Where in the entries below does "meaning" appear? Copy every line that has it.

[Collected data entries]

=== Begin Enclosure ===

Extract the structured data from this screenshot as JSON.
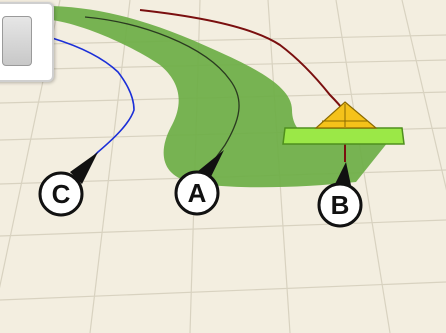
{
  "map_view": {
    "callouts": [
      {
        "id": "C",
        "label": "C",
        "meaning": "guidance-line"
      },
      {
        "id": "A",
        "label": "A",
        "meaning": "guidance-line-center"
      },
      {
        "id": "B",
        "label": "B",
        "meaning": "vehicle-path"
      }
    ]
  },
  "icons": {
    "vehicle": "vehicle-icon",
    "implement": "implement-bar-icon"
  },
  "colors": {
    "ground": "#f3eee0",
    "grid": "#d8d2c0",
    "coverage": "#6dae45",
    "guidance_line_blue": "#1b2fd8",
    "guidance_line_center": "#2a3a20",
    "vehicle_path": "#7a0f0f",
    "implement_bar": "#9be847",
    "vehicle": "#f5c21a",
    "callout_fill": "#ffffff",
    "callout_border": "#111111"
  }
}
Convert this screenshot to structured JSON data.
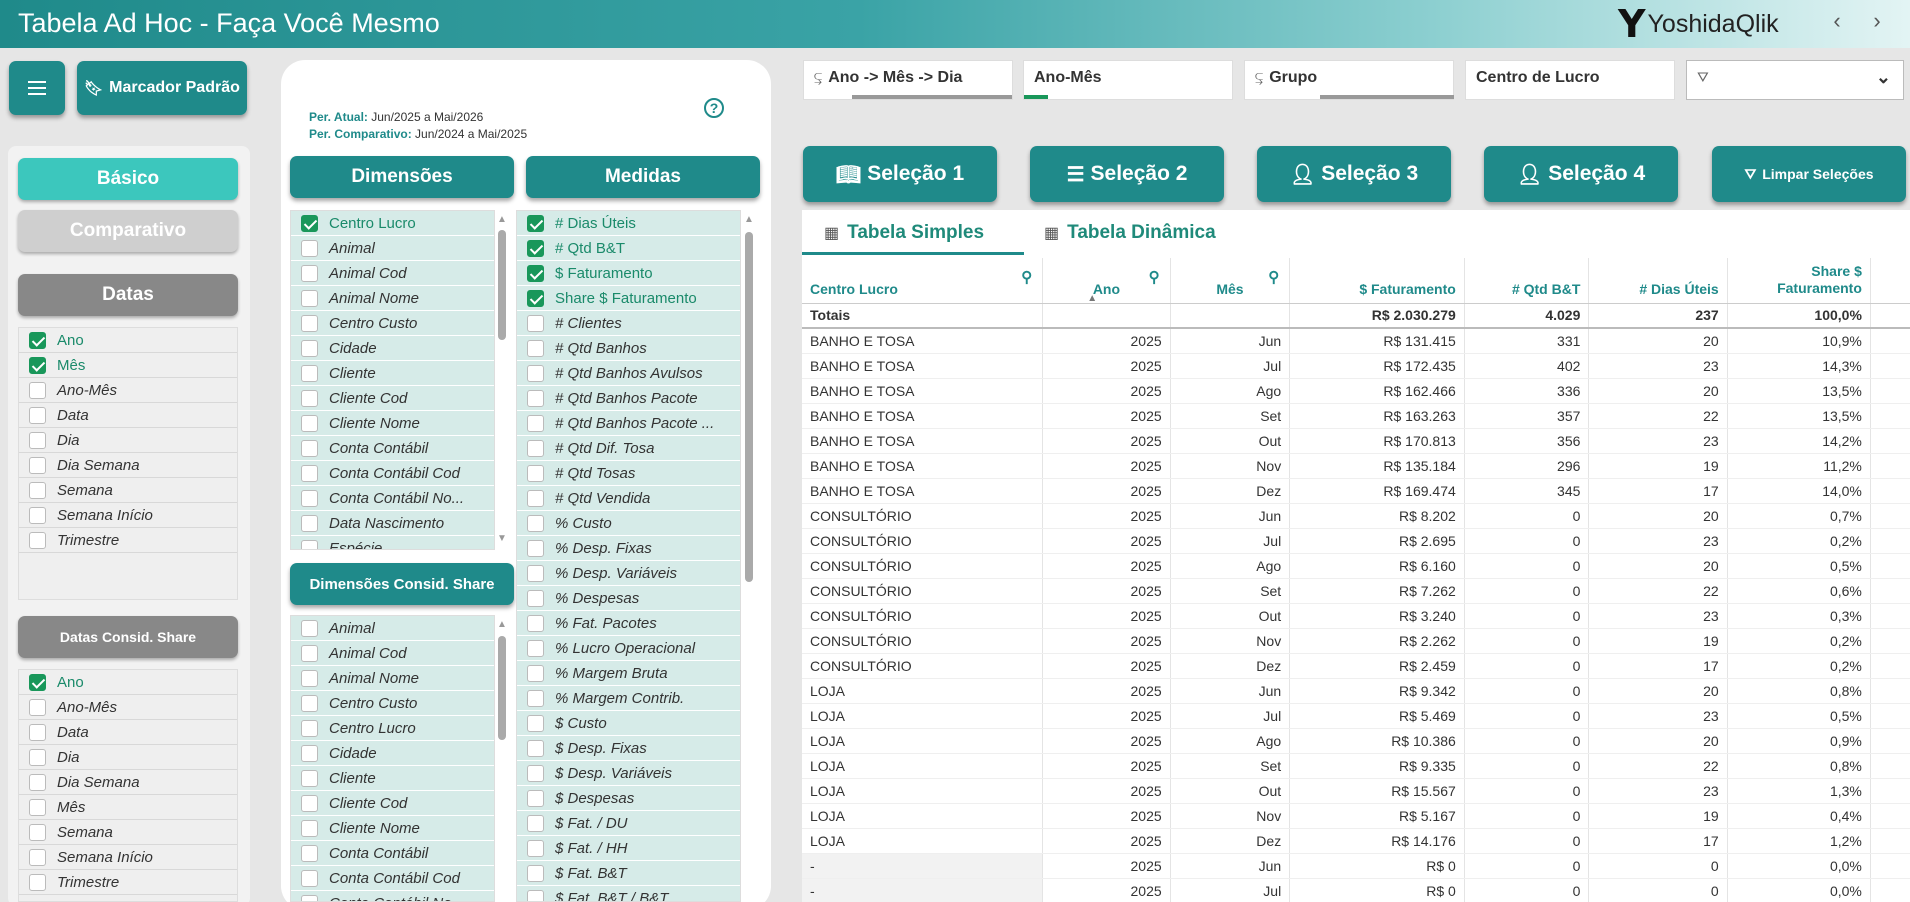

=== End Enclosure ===

## RESPONSE FOR THIS EXERCISE
        "meaning": "guidance-line"
        "meaning": "guidance-line-center"
        "meaning": "vehicle-path"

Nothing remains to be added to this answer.